• **WHAT IS BEING ASKED**
Could you output each line below precisely as it stands, without the images?

• **EXCERPTED RECORDS**
====

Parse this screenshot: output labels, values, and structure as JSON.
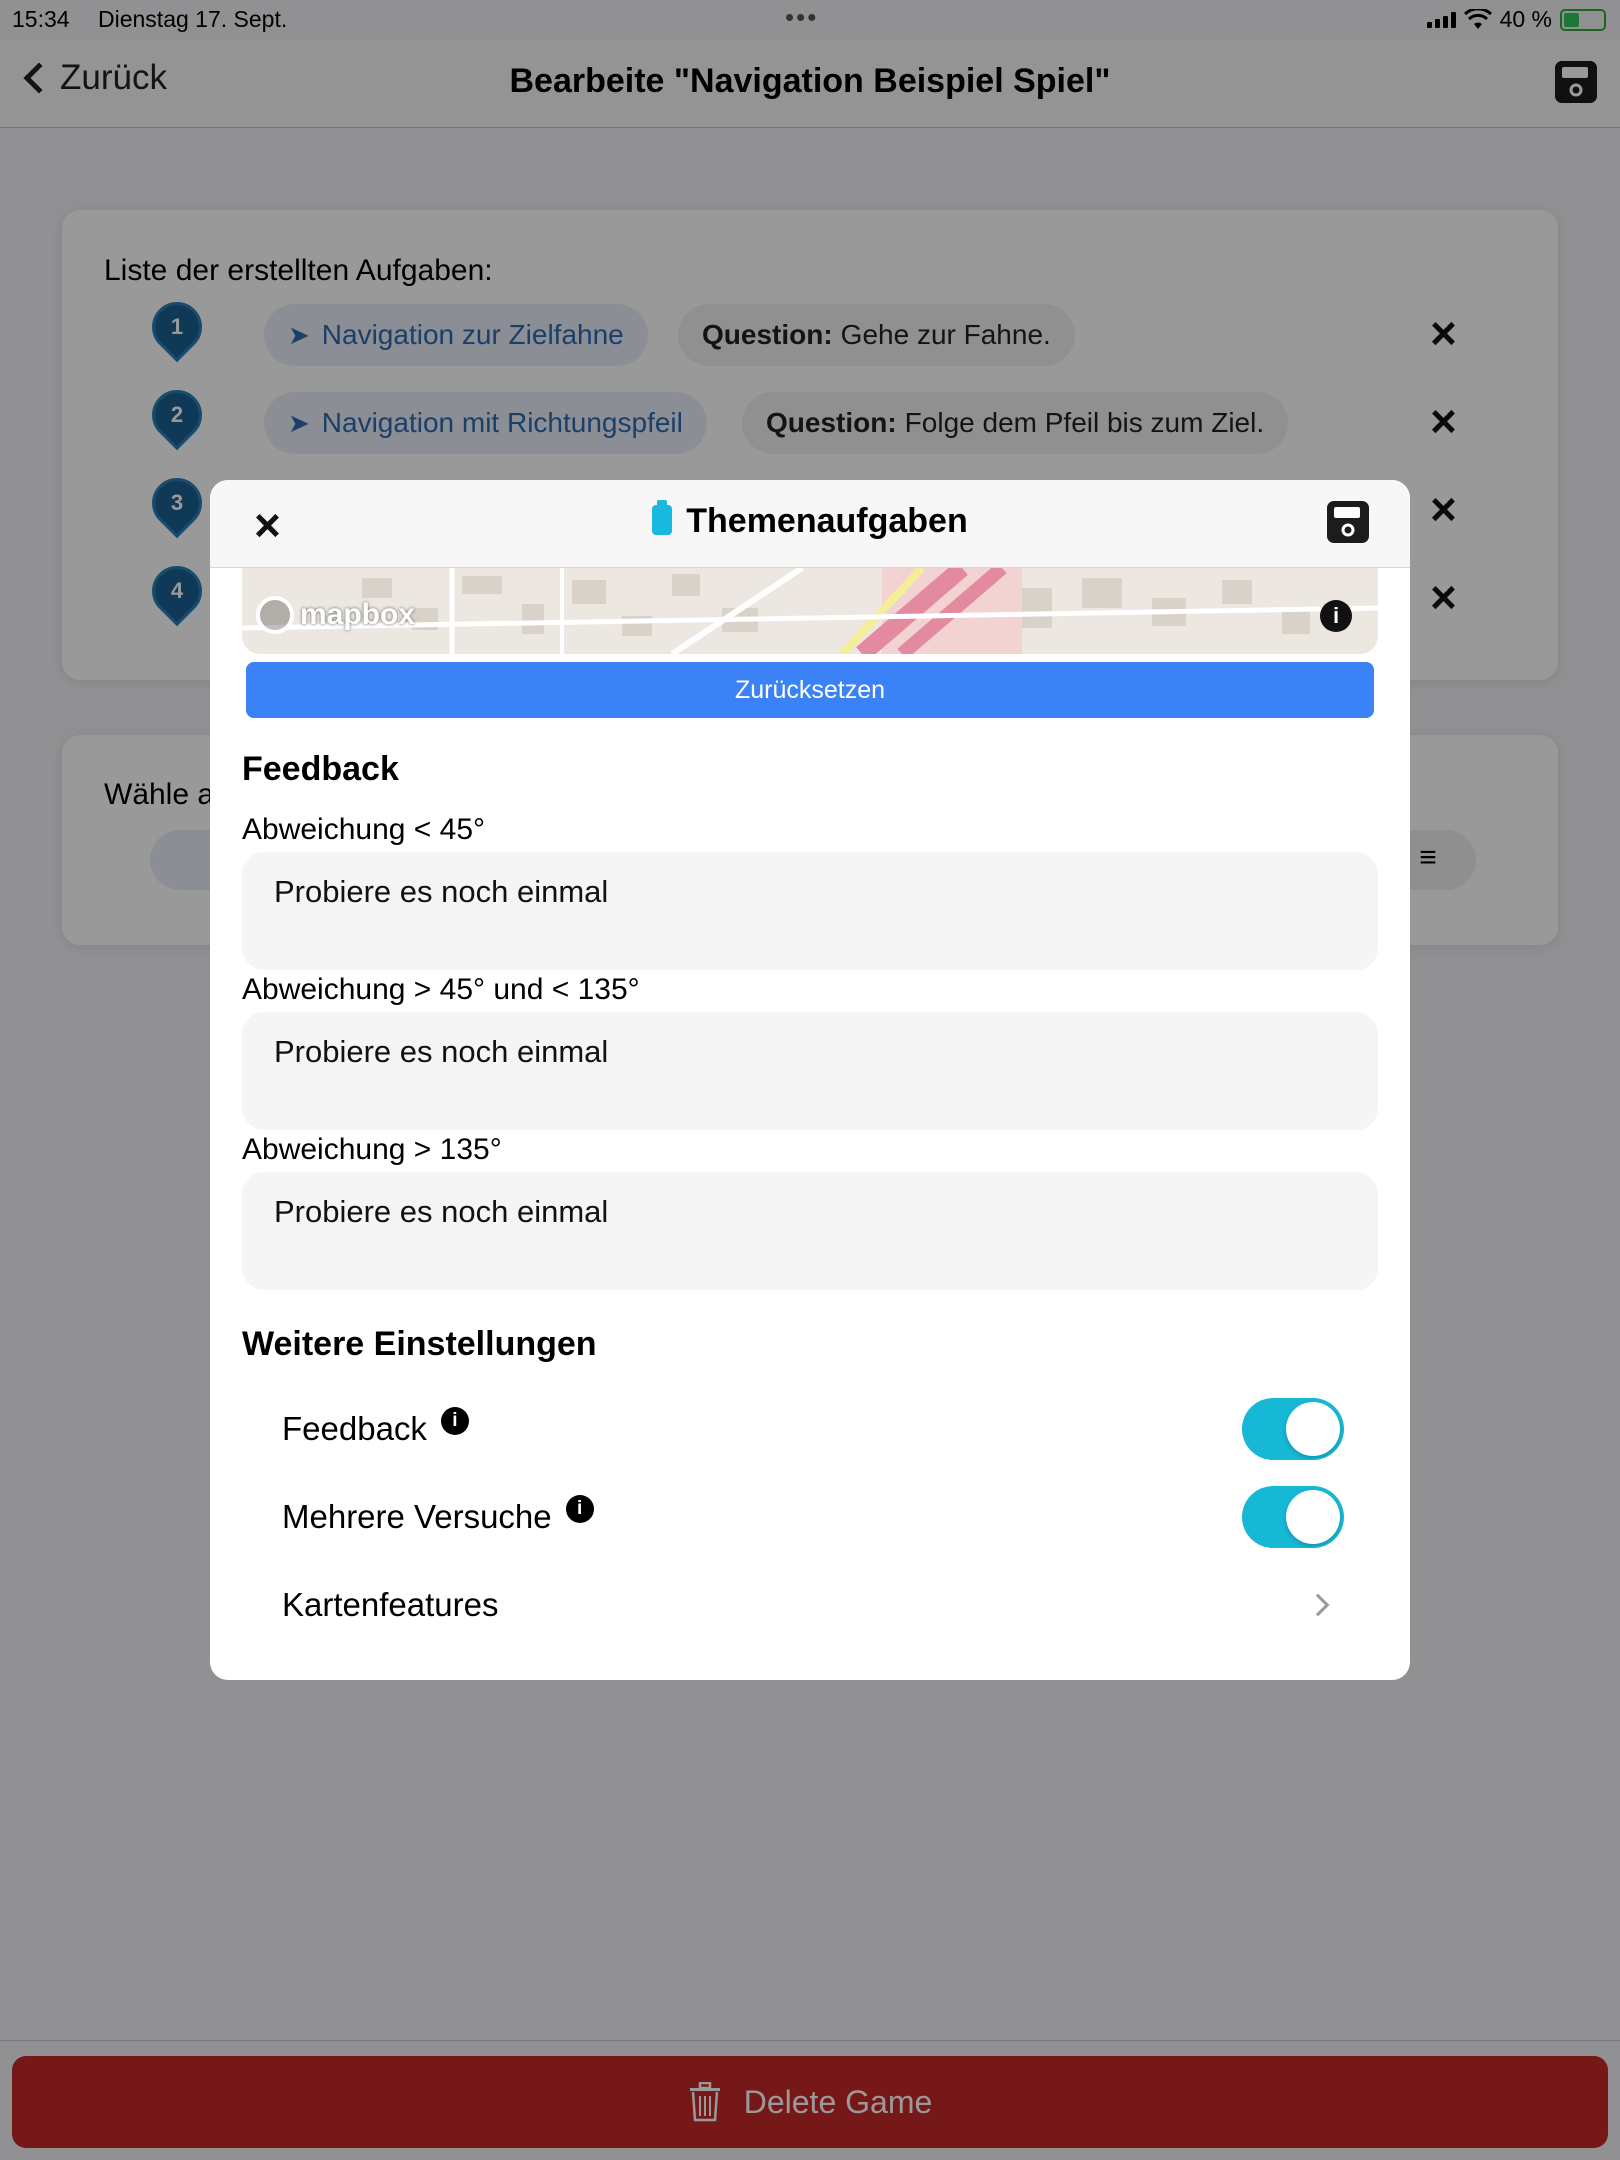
{
  "status": {
    "time": "15:34",
    "date": "Dienstag 17. Sept.",
    "dots": "•••",
    "battery": "40 %",
    "battery_level": 0.4
  },
  "nav": {
    "back_label": "Zurück",
    "title": "Bearbeite \"Navigation Beispiel Spiel\""
  },
  "tasks": {
    "title": "Liste der erstellten Aufgaben:",
    "items": [
      {
        "number": "1",
        "type": "Navigation zur Zielfahne",
        "question_label": "Question:",
        "question": "Gehe zur Fahne."
      },
      {
        "number": "2",
        "type": "Navigation mit Richtungspfeil",
        "question_label": "Question:",
        "question": "Folge dem Pfeil bis zum Ziel."
      },
      {
        "number": "3"
      },
      {
        "number": "4"
      }
    ],
    "remove_icon": "×"
  },
  "choose": {
    "label": "Wähle a",
    "menu_icon": "≡"
  },
  "delete_label": "Delete Game",
  "modal": {
    "title": "Themenaufgaben",
    "close_icon": "×",
    "map": {
      "attribution": "mapbox",
      "info_icon": "i"
    },
    "reset_label": "Zurücksetzen",
    "feedback_title": "Feedback",
    "feedback_fields": [
      {
        "label": "Abweichung < 45°",
        "value": "Probiere es noch einmal"
      },
      {
        "label": "Abweichung > 45° und < 135°",
        "value": "Probiere es noch einmal"
      },
      {
        "label": "Abweichung > 135°",
        "value": "Probiere es noch einmal"
      }
    ],
    "settings_title": "Weitere Einstellungen",
    "settings": [
      {
        "label": "Feedback",
        "info_icon": "i",
        "on": true
      },
      {
        "label": "Mehrere Versuche",
        "info_icon": "i",
        "on": true
      },
      {
        "label": "Kartenfeatures"
      }
    ]
  },
  "colors": {
    "accent": "#17b7d6",
    "primary_button": "#3b82f6",
    "danger": "#c62828",
    "marker": "#1a5f8f"
  }
}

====

• **SOLUTION TO THE PROBLEM**
Parse this screenshot: output labels, values, and structure as JSON.
{
  "status": {
    "time": "15:34",
    "date": "Dienstag 17. Sept.",
    "dots": "•••",
    "battery": "40 %",
    "battery_level": 0.4
  },
  "nav": {
    "back_label": "Zurück",
    "title": "Bearbeite \"Navigation Beispiel Spiel\""
  },
  "tasks": {
    "title": "Liste der erstellten Aufgaben:",
    "items": [
      {
        "number": "1",
        "type": "Navigation zur Zielfahne",
        "question_label": "Question:",
        "question": "Gehe zur Fahne."
      },
      {
        "number": "2",
        "type": "Navigation mit Richtungspfeil",
        "question_label": "Question:",
        "question": "Folge dem Pfeil bis zum Ziel."
      },
      {
        "number": "3"
      },
      {
        "number": "4"
      }
    ],
    "remove_icon": "×"
  },
  "choose": {
    "label": "Wähle a",
    "menu_icon": "≡"
  },
  "delete_label": "Delete Game",
  "modal": {
    "title": "Themenaufgaben",
    "close_icon": "×",
    "map": {
      "attribution": "mapbox",
      "info_icon": "i"
    },
    "reset_label": "Zurücksetzen",
    "feedback_title": "Feedback",
    "feedback_fields": [
      {
        "label": "Abweichung < 45°",
        "value": "Probiere es noch einmal"
      },
      {
        "label": "Abweichung > 45° und < 135°",
        "value": "Probiere es noch einmal"
      },
      {
        "label": "Abweichung > 135°",
        "value": "Probiere es noch einmal"
      }
    ],
    "settings_title": "Weitere Einstellungen",
    "settings": [
      {
        "label": "Feedback",
        "info_icon": "i",
        "on": true
      },
      {
        "label": "Mehrere Versuche",
        "info_icon": "i",
        "on": true
      },
      {
        "label": "Kartenfeatures"
      }
    ]
  },
  "colors": {
    "accent": "#17b7d6",
    "primary_button": "#3b82f6",
    "danger": "#c62828",
    "marker": "#1a5f8f"
  }
}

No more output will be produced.